Safety, shelter, housing, and income are all necessary for physical and mental health and a high quality of life for refugees. Despite this, it is medical factors that are often solely emphasized in the public sphere, ignoring the fact that the social conditions that refugees encounter upon arrival in Canada can be harmful to their health.
We started Humans for Refugees to raise awareness of these other issues, because it is our responsibility to help newcomers adjust to life in Canada. Students’ support for refugee health now will mean a healthier population and a stronger economy and society in the future.
One challenging aspect of refugees’ experiences in Canada may be communicating their needs, while contending with language barriers. For example, in addition to physically accessing services such as housing and health clinics, refugees also need to be able to understand their options in these areas. Language barriers may also impede socializing with other members of Canadian society.
Refugees often face financial barriers as well. Government assisted refugees can receive up to a year of income assistance, which provides them with some time to adjust to their new environment. After this, they may be eligible for support from provincial governments. Yet, much like other welfare recipients, this is often at a level below the poverty line. Moreover, an absence of networking opportunities affects refugees’ job prospects; if they have limited social circles, they may not have access to opportunities. Lack of employment then limits income, which is known to affect health.

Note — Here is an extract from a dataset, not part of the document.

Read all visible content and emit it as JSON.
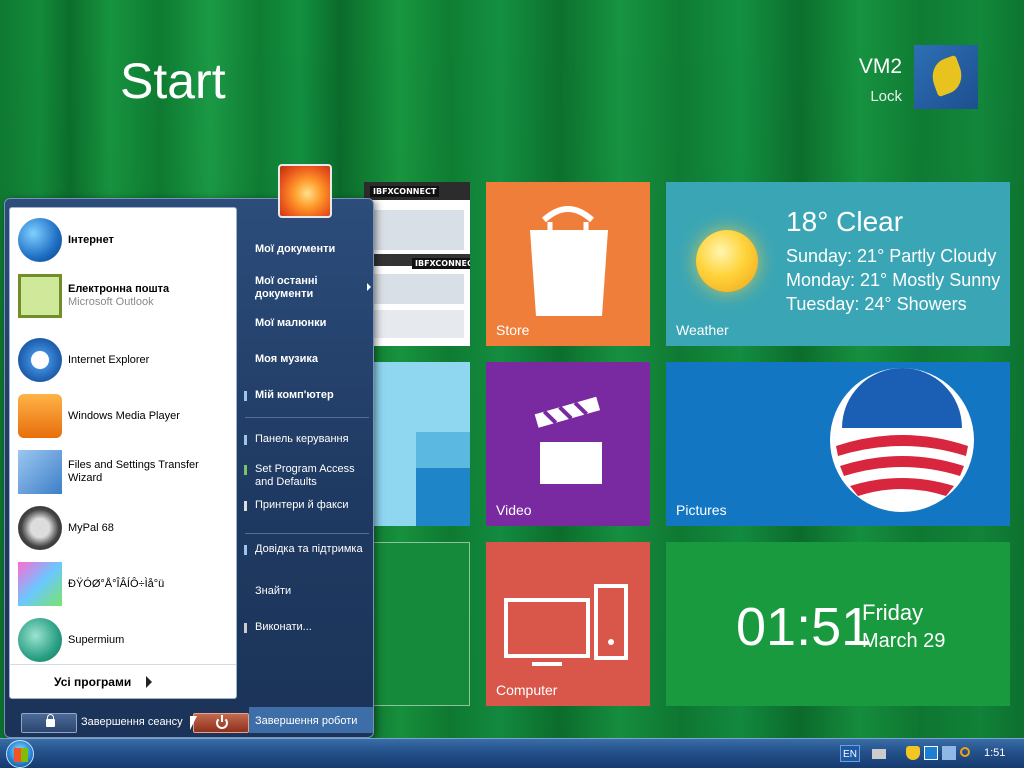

When entering Canada, refugees are also immediately faced with a lack of affordable housing. Likely with little understanding of the Canadian housing market, refugees need one-on-one assistance and education that will guide them through the process. The Resettlement Assistance Program created by the Government of Canada has a funding system that provides temporary residency, permanent accommodations as well as basic household items.
However, even for refugees that have access to this financial aid, the process is lengthy and immediate accommodation is not provided. Poor housing consequently affects employment, integration, and both physical and mental health.
Finally, while not as immediately apparent as other issues, refugees are known to face a higher risk of mental health issues than the rest of the population. Canadians concerned with refugee mental health should advocate for more accessible acute mental health care, including funding to access professionals trained in treating trauma, including conditions like PTSD. CAMH recently offered a U of T-accredited course for mental health professionals. More initiatives of this sort can help counselors overcome language and cultural barriers, improving the care that they can offer.
While we commend the federal government’s restoration of funding for refugee healthcare, more needs to be done. Without broad public pressure for action on social factors, refugees will not be able to become healthy, well-adjusted Canadians. Refugees are our neighbours, co-workers, community partners and fellow Canadians. Not only do we have a moral responsibility to them, but also improving their health status will help our economy and improve our society as a whole.
Humans for Refugees is a social media-based refugee health awareness and activism campaign. If you are interested in getting involved, please visit our Facebook page and email us your stories and questions at email@example.com. We will also be gathering U of T students’ opinions on refugee health at the Sidney Smith lobby on March 30.
Whether you decide to reach out to a refugee family to offer help, volunteer with an organization, donate, or simply send a letter to your local MPP or MP, your support is essential. Individual efforts might seem minor, but they help build a strong community, leading to better health for all.
Miina Balasubramaniam, Sanah Matadar, Shameemah Khan and Julia Robson are students from Humans for Refugees.